Women encouraged to take a stand

About 500 women attended the breakfast hosted by the Bonteheuwel Walking Ladies at the Church of Resurrection last week.

“Stand up and say enough is enough”.

This was the message passed on to women and men who attended the Women’s Day breakfast hosted by the Bonteheuwel Walking Ladies.

The breakfast was attended by 500 women at the Church of Resurrection last Wednesday August 8.

Jessica Dewhurst from the Justice Desk, a non-profit organisation which fights for human rights, said women were the pillars of strength of the community and must stand up against human rights injustices.

Ms Dewhurst formed part of the panel of speakers who addressed the audience on the day about pivotal issues affecting not only women but children and men.

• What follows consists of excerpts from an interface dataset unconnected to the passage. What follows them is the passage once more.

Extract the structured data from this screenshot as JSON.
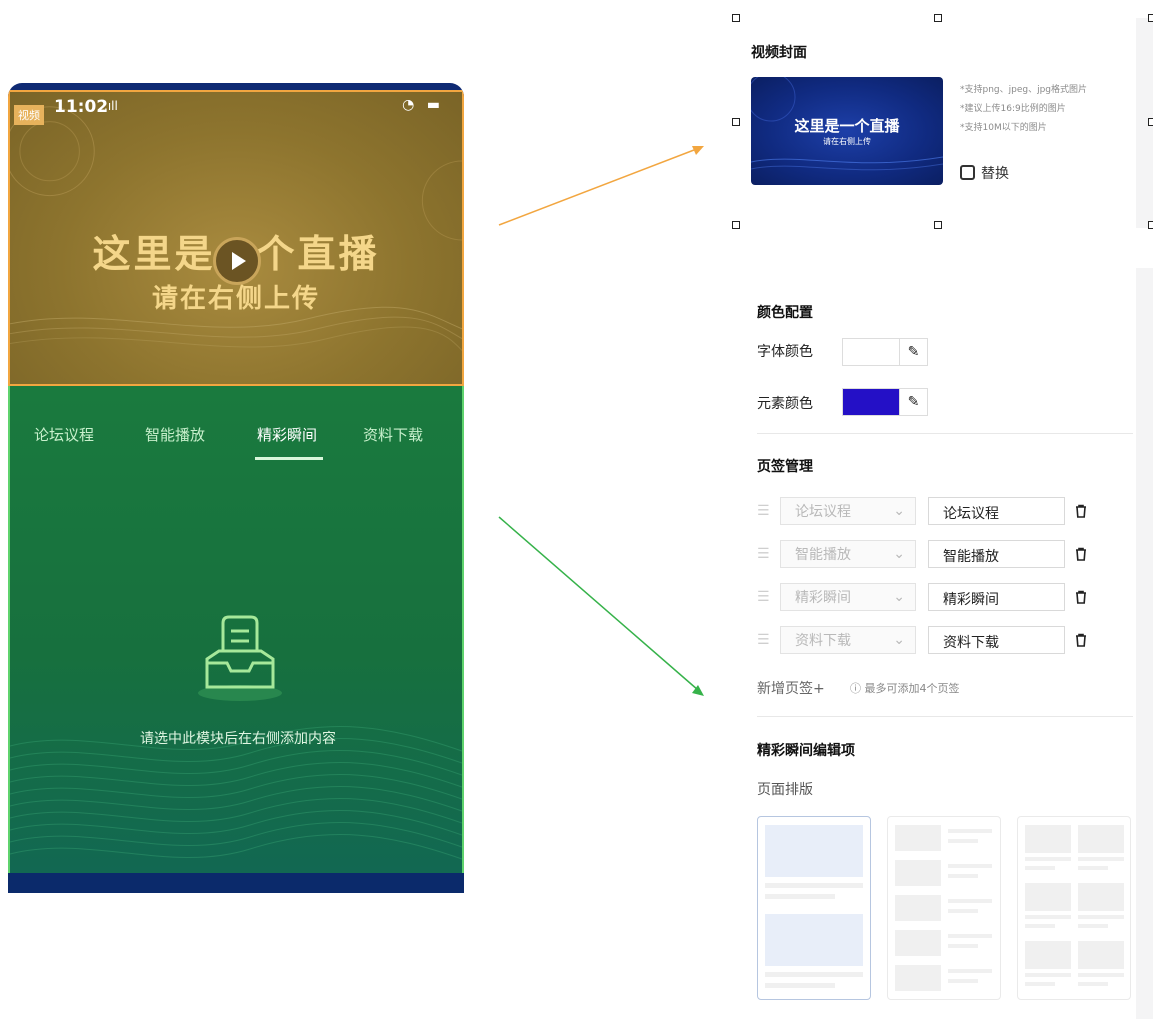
{
  "phone": {
    "status_time": "11:02",
    "video_tag": "视频",
    "live_title": "这里是一个直播",
    "live_subtitle": "请在右侧上传",
    "tabs": [
      {
        "label": "论坛议程",
        "active": false
      },
      {
        "label": "智能播放",
        "active": false
      },
      {
        "label": "精彩瞬间",
        "active": true
      },
      {
        "label": "资料下载",
        "active": false
      }
    ],
    "empty_text": "请选中此模块后在右侧添加内容",
    "colors": {
      "video_highlight": "#f2a640",
      "tabs_highlight": "#5fd36d"
    }
  },
  "cover_panel": {
    "title": "视频封面",
    "image_title": "这里是一个直播",
    "image_subtitle": "请在右侧上传",
    "notes": [
      "*支持png、jpeg、jpg格式图片",
      "*建议上传16:9比例的图片",
      "*支持10M以下的图片"
    ],
    "replace_label": "替换",
    "replace_icon": "replace-icon"
  },
  "color_config": {
    "title": "颜色配置",
    "font_color_label": "字体颜色",
    "font_color": "#ffffff",
    "element_color_label": "元素颜色",
    "element_color": "#2410c6",
    "picker_icon": "eyedropper-icon"
  },
  "tab_manage": {
    "title": "页签管理",
    "rows": [
      {
        "select": "论坛议程",
        "input": "论坛议程"
      },
      {
        "select": "智能播放",
        "input": "智能播放"
      },
      {
        "select": "精彩瞬间",
        "input": "精彩瞬间"
      },
      {
        "select": "资料下载",
        "input": "资料下载"
      }
    ],
    "add_label": "新增页签+",
    "add_note": "最多可添加4个页签"
  },
  "highlight_edit": {
    "title": "精彩瞬间编辑项",
    "layout_label": "页面排版",
    "selected_layout": 1
  }
}
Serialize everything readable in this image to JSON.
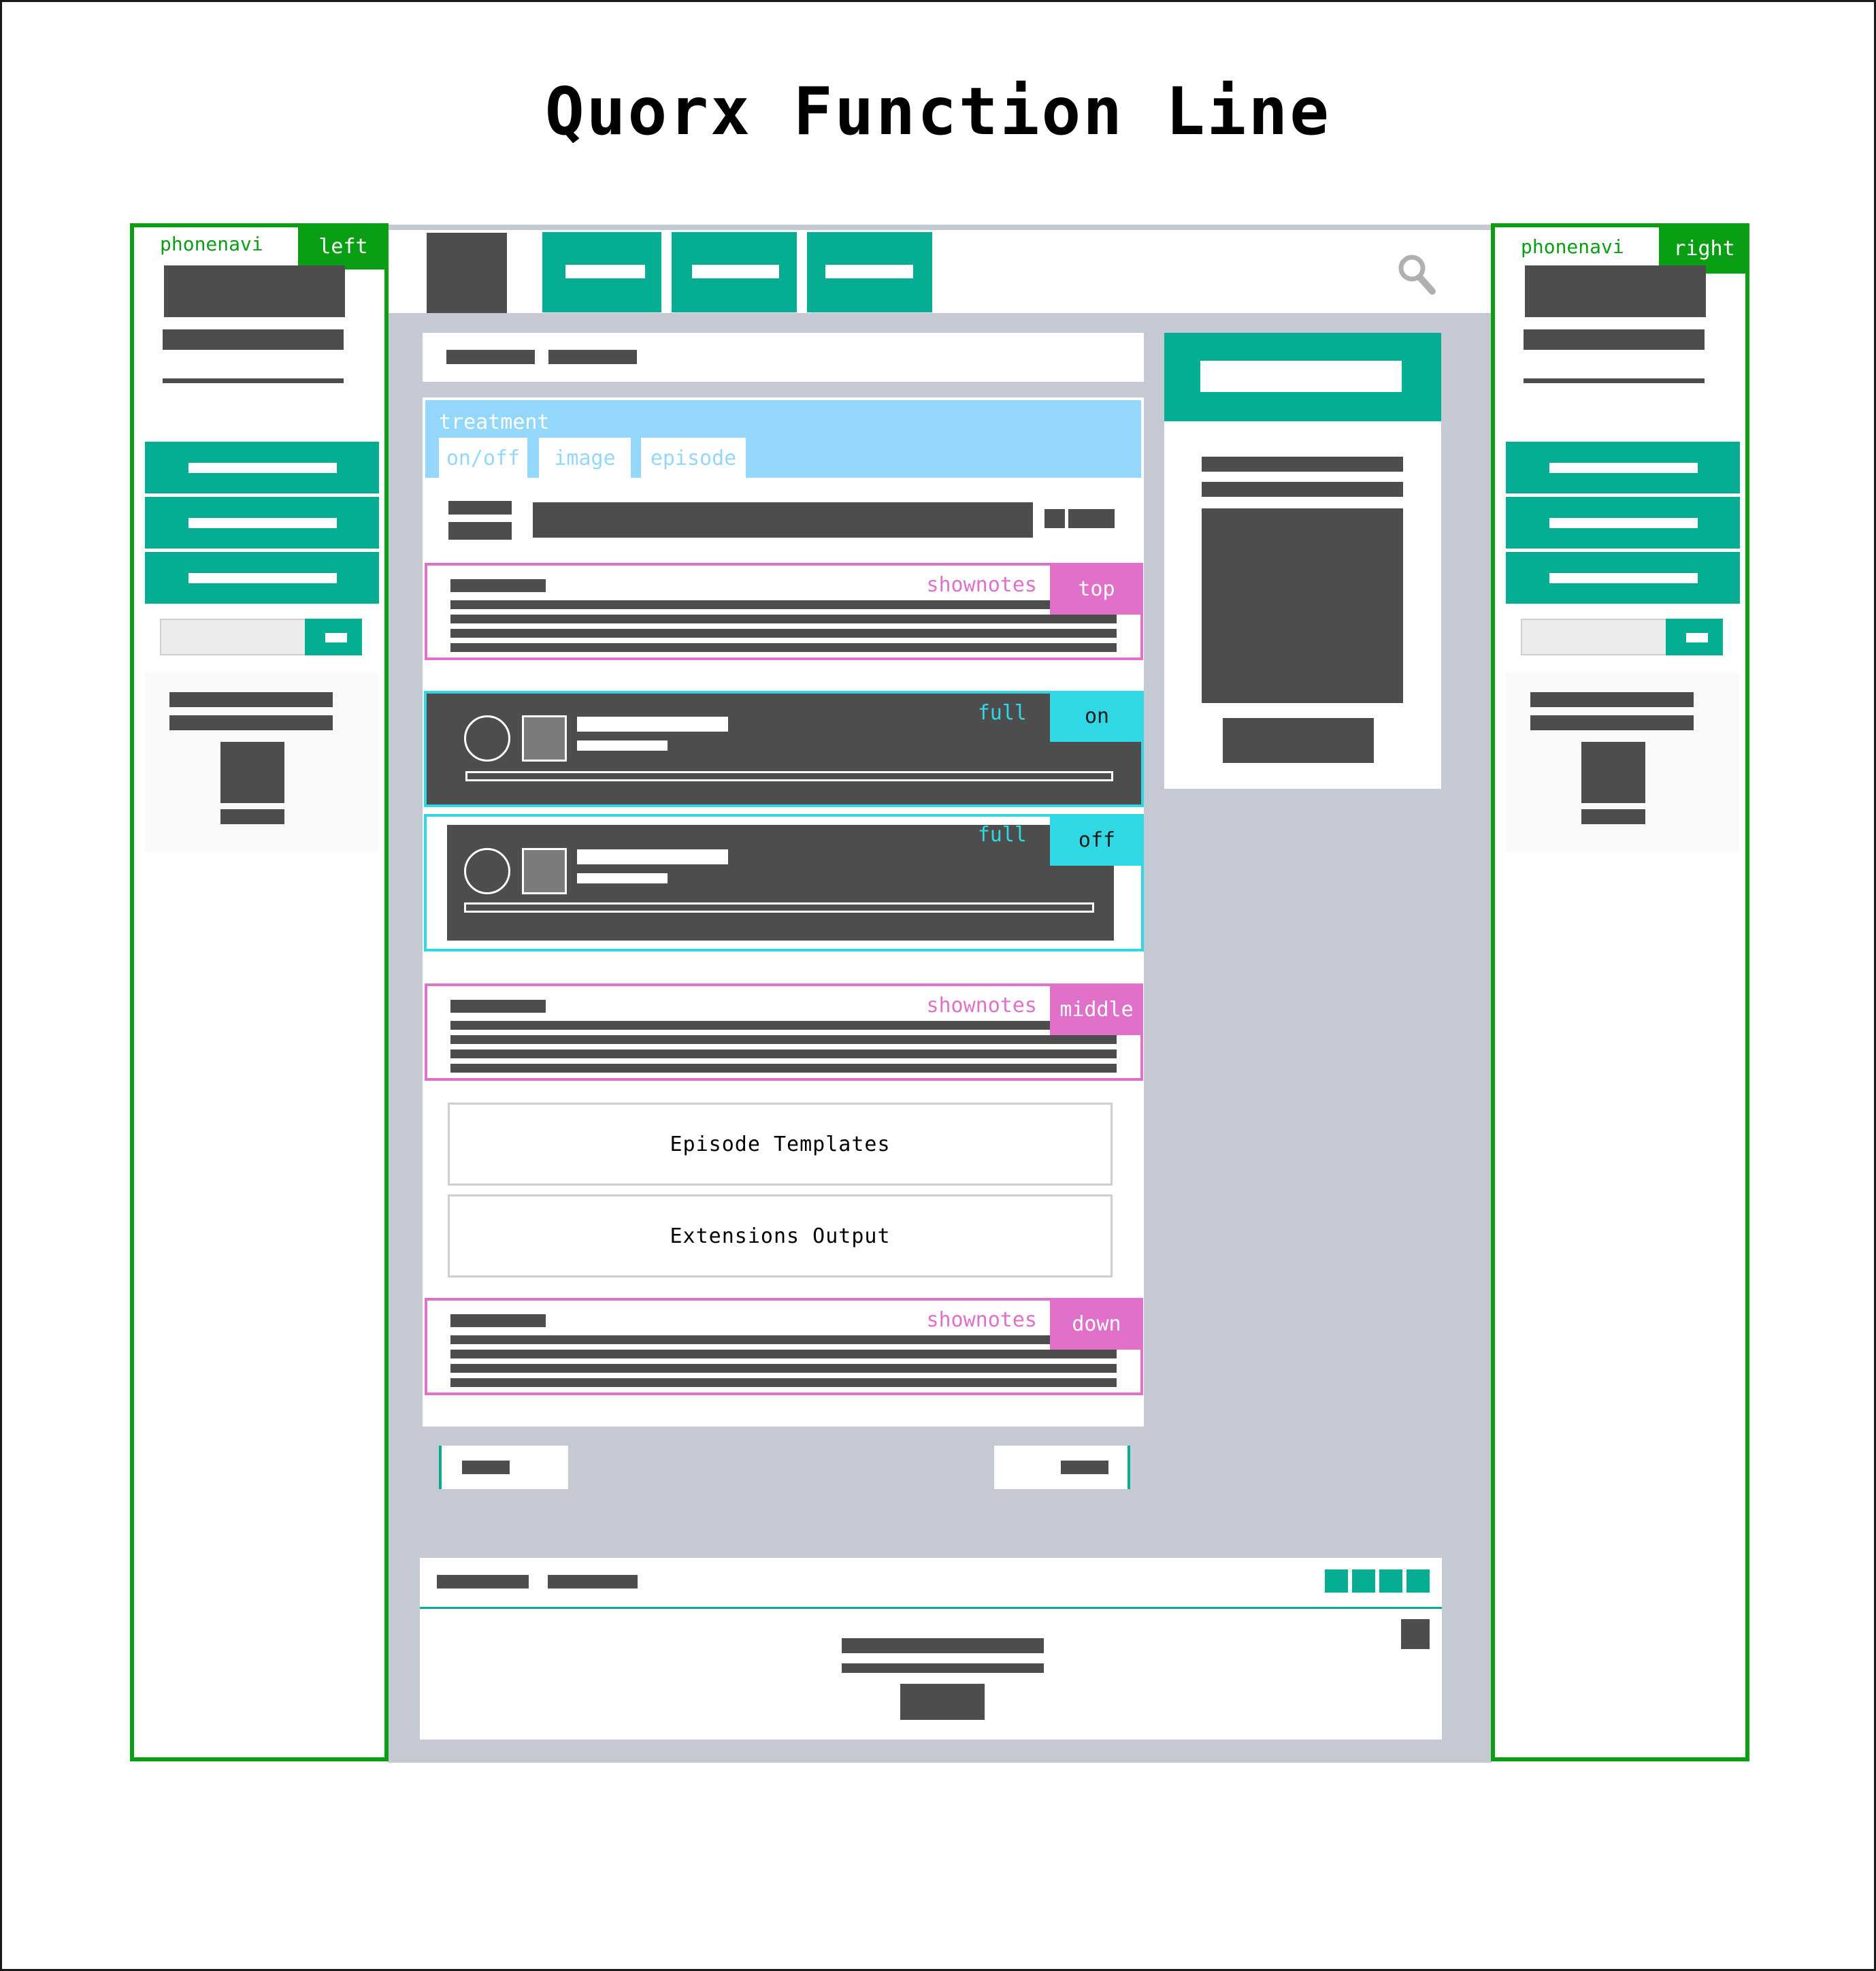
{
  "title": "Quorx Function Line",
  "colors": {
    "teal": "#05ad92",
    "green": "#0a9e14",
    "pink": "#e170c8",
    "cyan": "#2fd8e4",
    "light_blue": "#93d8fa",
    "dark": "#4d4d4d",
    "gray_bg": "#c5c9d4"
  },
  "left_panel": {
    "tag": "phonenavi",
    "side": "left"
  },
  "right_panel": {
    "tag": "phonenavi",
    "side": "right"
  },
  "header": {
    "search_icon": "search-icon"
  },
  "treatment": {
    "label": "treatment",
    "tabs": [
      "on/off",
      "image",
      "episode"
    ]
  },
  "shownotes": {
    "label": "shownotes",
    "top": "top",
    "middle": "middle",
    "down": "down"
  },
  "player": {
    "label": "full",
    "on": "on",
    "off": "off"
  },
  "boxes": {
    "episode_templates": "Episode Templates",
    "extensions_output": "Extensions Output"
  }
}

She said that every six hours a child in South Africa goes missing and urged parents to be vigilant and aware of their children’s whereabouts.

Ms Dewhurst continued to say that women have so much power and are always at the forefront standing up against injustices.

“Women are always the ones who stand and protest outside of court, and stand up when things go wrong in society,” she said.

She said South Africa was a human trafficking hot spot.

“Be aware, we know what is happening in our communities so report it and be alert. If someone offers your child a job and it sounds too good to be true it probably is. Do your research,” she said.

Chairperson of the Bonteheuwel Walking Ladies, Soraya Salie, said the event provided a platform for women to support each other and highlight how many of the women had overcome challenges such as domestic violence.

She said that many women did not know that their children were entitled to maintenance from their fathers and ended up battling financially or knocking on doors for food and money.

“Why are we still being suppressed as females? We endure not only physical but emotional and mental and even financial abuse. When a father chooses to withhold child maintenance, he is financially abusing you.

“Fathers need to step up and take care of their children,” she said.

Ladovica Gordon, the Cape Flats group leader for the Child Maintenance Difficulties in South Africa (CMDSA), also gave the women advice about how to go about filing for child maintenance.

The CMDSA is a non-profit company and was established four years ago to provide single parents with the support and advice they need when claiming for child maintenance.

Ms Gordon also advised the women not to prevent the child from seeing his father if the father refused to pay.

“The relationship between the child and father remains important and is a lifelong bond. Children are clever and they understand everything that happens. Also, do not speak ill about their fathers to them,” she said.